## TRY IT
In the data below, find every line with the string "каналов" and pull it out.
━━━━━ DATA PROVIDED
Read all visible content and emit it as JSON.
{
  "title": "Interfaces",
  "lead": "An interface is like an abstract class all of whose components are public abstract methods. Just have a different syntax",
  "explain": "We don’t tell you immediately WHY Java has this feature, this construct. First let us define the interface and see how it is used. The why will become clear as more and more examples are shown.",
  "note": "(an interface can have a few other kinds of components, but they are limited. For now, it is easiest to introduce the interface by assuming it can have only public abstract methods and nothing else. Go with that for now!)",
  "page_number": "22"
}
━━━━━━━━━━
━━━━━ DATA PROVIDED
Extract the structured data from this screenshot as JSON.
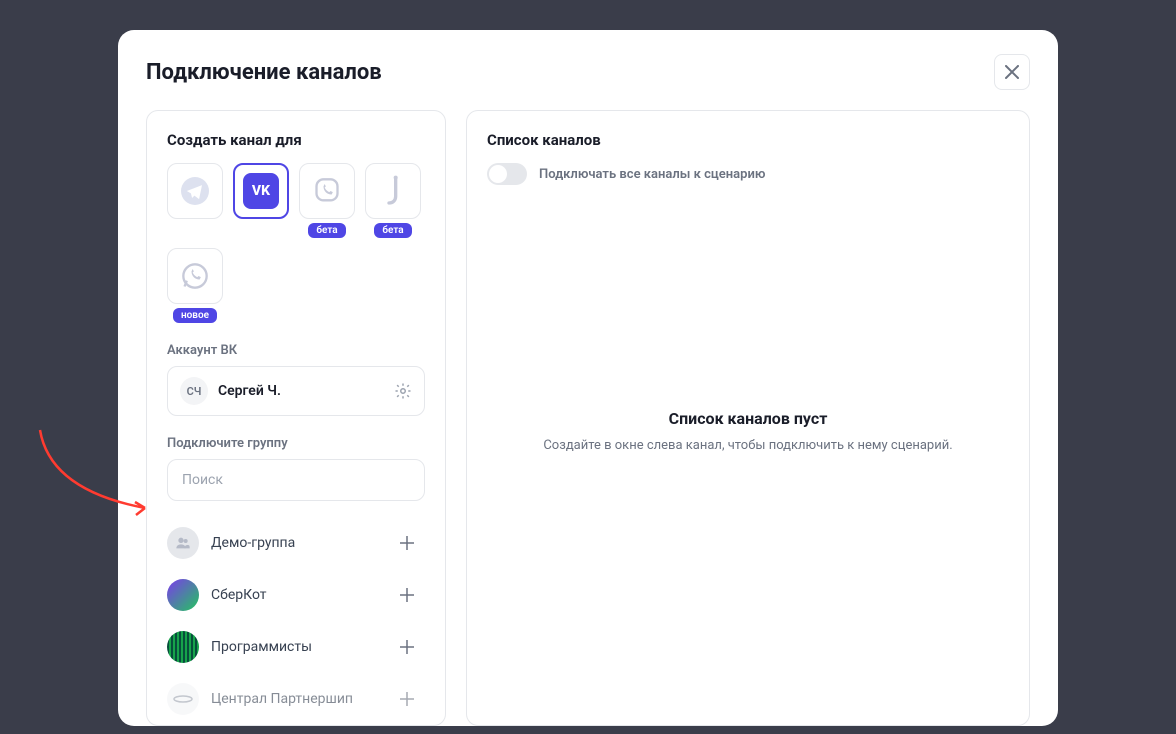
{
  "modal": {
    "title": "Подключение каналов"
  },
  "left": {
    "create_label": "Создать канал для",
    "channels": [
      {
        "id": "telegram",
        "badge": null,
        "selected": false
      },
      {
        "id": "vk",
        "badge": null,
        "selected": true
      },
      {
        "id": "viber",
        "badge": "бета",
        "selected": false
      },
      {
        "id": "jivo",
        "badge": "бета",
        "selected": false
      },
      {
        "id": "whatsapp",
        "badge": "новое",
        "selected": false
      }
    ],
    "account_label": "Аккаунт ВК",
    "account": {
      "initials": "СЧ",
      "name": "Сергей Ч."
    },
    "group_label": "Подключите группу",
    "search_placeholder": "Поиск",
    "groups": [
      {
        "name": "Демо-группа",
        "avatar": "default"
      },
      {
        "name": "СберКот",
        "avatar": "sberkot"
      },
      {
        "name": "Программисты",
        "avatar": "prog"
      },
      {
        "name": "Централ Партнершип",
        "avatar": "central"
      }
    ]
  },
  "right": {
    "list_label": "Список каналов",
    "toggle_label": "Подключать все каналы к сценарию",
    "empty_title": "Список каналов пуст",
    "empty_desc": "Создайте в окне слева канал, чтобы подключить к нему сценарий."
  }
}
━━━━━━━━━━
## SOLVED EXERCISE
    "title": "Подключение каналов"
    "list_label": "Список каналов",
    "empty_title": "Список каналов пуст",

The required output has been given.